There many good drills to use. For what it is worth, this is the drill that I use, based upon what Gunsite calls The School Drill.
- 3 yards…one shot to the head in 2 seconds. Repeat for a total of 2 shots
- 3 yards…two shots to the body in 2 seconds
- 7 yards…two shots to the body in 2 seconds
- 10 yards…two shots to the body in 2.5 seconds
- 15 yards…two shots to the body in 2.5 seconds
- 25 yards…two shots to the body in 7 seconds
Each stage starts from the holster. However, if your range does not allow working from the holster just start from the low ready position.
Another value of the shooting drill is when we want to compare a new gun to the one that we have been using. And the same is true if a new holster is being tested.

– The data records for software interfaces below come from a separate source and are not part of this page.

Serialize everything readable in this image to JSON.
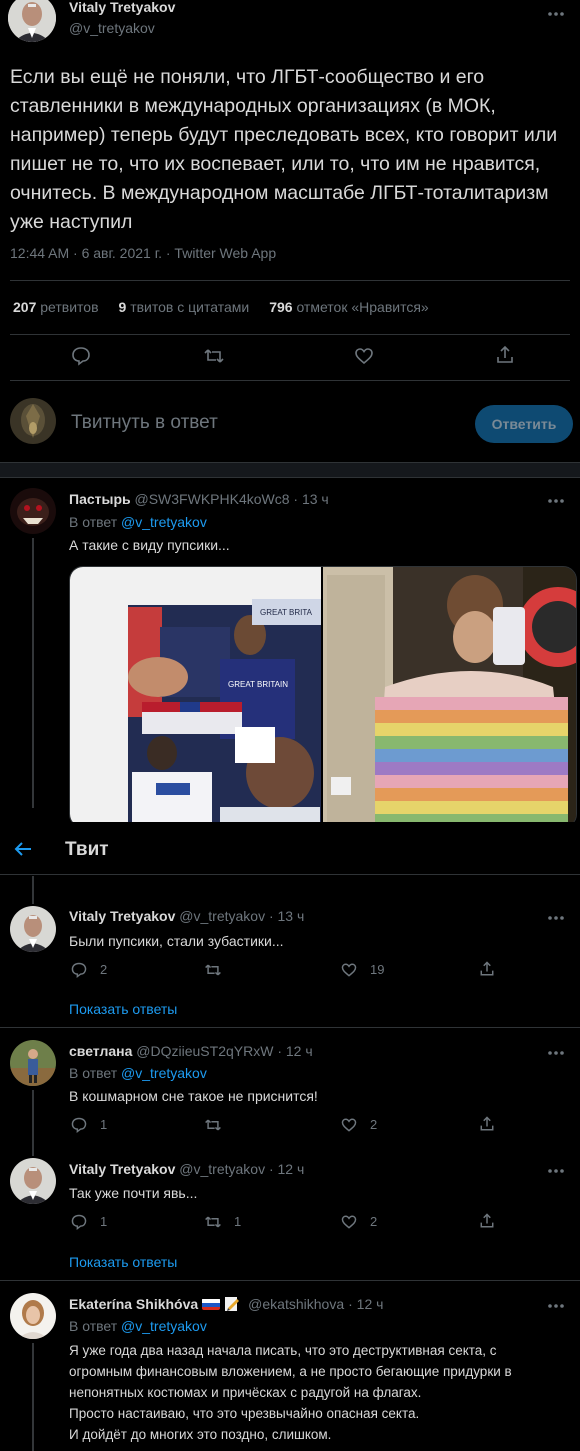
{
  "main_tweet": {
    "author_name": "Vitaly Tretyakov",
    "author_handle": "@v_tretyakov",
    "text": "Если вы ещё не поняли, что ЛГБТ-сообщество и его ставленники в международных организациях (в МОК, например) теперь будут преследовать всех, кто говорит или пишет не то, что их воспевает, или то, что им не нравится, очнитесь. В международном масштабе ЛГБТ-тоталитаризм уже наступил",
    "meta": "12:44 AM · 6 авг. 2021 г. · Twitter Web App",
    "retweets_count": "207",
    "retweets_label": "ретвитов",
    "quotes_count": "9",
    "quotes_label": "твитов с цитатами",
    "likes_count": "796",
    "likes_label": "отметок «Нравится»"
  },
  "composer": {
    "placeholder": "Твитнуть в ответ",
    "reply_button": "Ответить"
  },
  "header": {
    "title": "Твит"
  },
  "replies": [
    {
      "name": "Пастырь",
      "handle": "@SW3FWKPHK4koWc8",
      "time": "· 13 ч",
      "reply_to_prefix": "В ответ",
      "reply_to": "@v_tretyakov",
      "text": "А такие с виду пупсики..."
    },
    {
      "name": "Vitaly Tretyakov",
      "handle": "@v_tretyakov",
      "time": "· 13 ч",
      "text": "Были пупсики, стали зубастики...",
      "replies": "2",
      "retweets": "",
      "likes": "19",
      "show_replies": "Показать ответы"
    },
    {
      "name": "светлана",
      "handle": "@DQziieuST2qYRxW",
      "time": "· 12 ч",
      "reply_to_prefix": "В ответ",
      "reply_to": "@v_tretyakov",
      "text": "В кошмарном сне такое не приснится!",
      "replies": "1",
      "retweets": "",
      "likes": "2"
    },
    {
      "name": "Vitaly Tretyakov",
      "handle": "@v_tretyakov",
      "time": "· 12 ч",
      "text": "Так уже почти явь...",
      "replies": "1",
      "retweets": "1",
      "likes": "2",
      "show_replies": "Показать ответы"
    },
    {
      "name": "Ekaterína Shikhóva",
      "handle": "@ekatshikhova",
      "time": "· 12 ч",
      "reply_to_prefix": "В ответ",
      "reply_to": "@v_tretyakov",
      "text_lines": [
        "Я уже года два назад начала писать, что это деструктивная секта, с",
        "огромным финансовым вложением, а не просто бегающие придурки в",
        "непонятных костюмах и причёсках с радугой на флагах.",
        "Просто настаиваю, что это чрезвычайно опасная секта.",
        "И дойдёт до многих это поздно, слишком."
      ]
    }
  ],
  "photo": {
    "jersey_text_1": "GREAT BRITAIN",
    "jersey_text_2": "GREAT BRITA",
    "jersey_text_3": "GREAT BRITAIN"
  },
  "colors": {
    "accent": "#1d9bf0",
    "muted": "#6e767d",
    "separator": "#2f3336",
    "reply_button_bg": "#0e4a72"
  }
}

Again, the best practice session is when we practice the basics and we only use the drill to gauge our progress. It is not even necessary, or a good idea, to shoot a drill during every practice session. Once every fourth or fifth session is plenty.
Decide what you need to practice at a particular range session and work on that. Then, periodically, run your drill to see if you are improving. It’s like taking a test once in a while and giving yourself a report card.
Article by SHERIFF JIM WILSON